In 1895, the now famous and successful Oscar Wilde was put on trial for ‘acts of gross indecency with another male person’ (H. Montgomery Hyde, The Trials of Oscar Wilde (1948) p5). His passionate and eloquent defense of ‘the love that dare not speak its name’ at this trial shows all the traces of that Greek element of which he had drunk deeply at Oxford. It was, he said, a love ‘such as Plato made the very basis of his philosophy.’ The Platonic influence Jowett had begun, Wilde was pushing to a level that Jowett would never have dreamed of. He continued his passionate defense: ‘It is in this century misunderstood… It is beautiful, it is fine, it is the noblest form of affection. There is nothing unnatural about it.’ So charged and eloquent was his speech, that the courtroom listeners burst into applause. This applause marks a turning point in the attitudes towards homosexuality. It may have been momentary, but it was something. It could not have happened, at least not with the same force, without the essential language of Greek love, much of which we owe to a group of Oxford Classicists of the late 19th Century.

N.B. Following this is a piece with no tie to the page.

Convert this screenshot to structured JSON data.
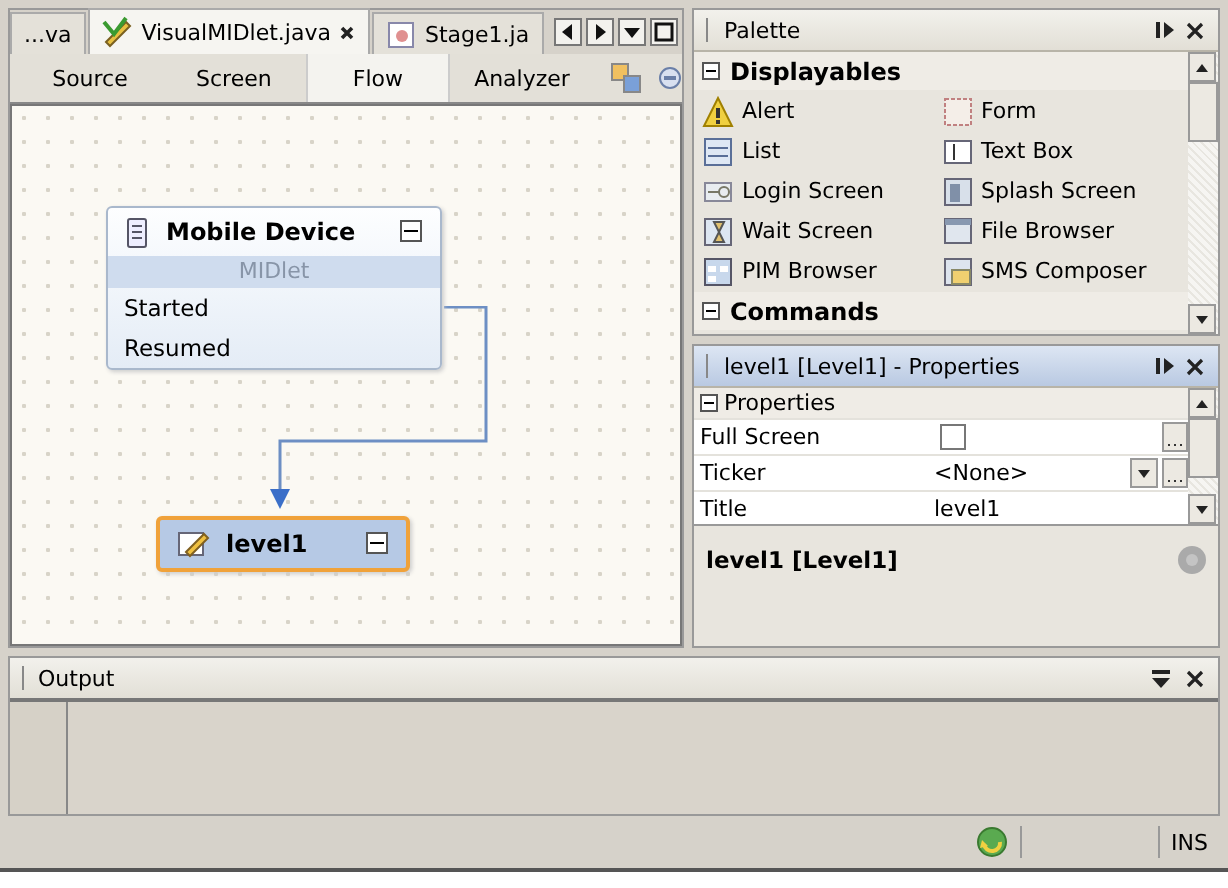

That is why it breaks my heart when people say Classics is a “fusty old subject”, associated above all with Boris Johnson and his ilk. When you next hear someone say they study Classics, think first of Pater and Symonds and Wilde, and the foundations they laid for the emergence of a positive view of male love. True, Classics is in some respects the home of right-wing reactionaries. But it is also an academic refuge for heroes of which this article mentions so few, and a refuge for the gay subculture that flourished in late Victorian Oxford. Flourished, that is, because it had the help of Classics, a subject with the protective guise of ‘Greek Love’ all over its written sources, so blatantly and abundantly that all the efforts of Victorian-minded censors could not repress it. I chose this subject precisely because it offered that refuge for me. I feel proud about that, intensely proud, but only when people recognise that it’s the laudable gay history I’m proud of, and am now part of, not the politics, colonialism, or exclusivity that now drags the subject’s reputation through the dirt. Literae Humaniores at Oxford played a vital role in changing attitudes towards homosexuality: from thoroughly contemptible, to marginally less than that. I’d like to dedicate this article, a small offering of thanks, to everyone who played a part in that.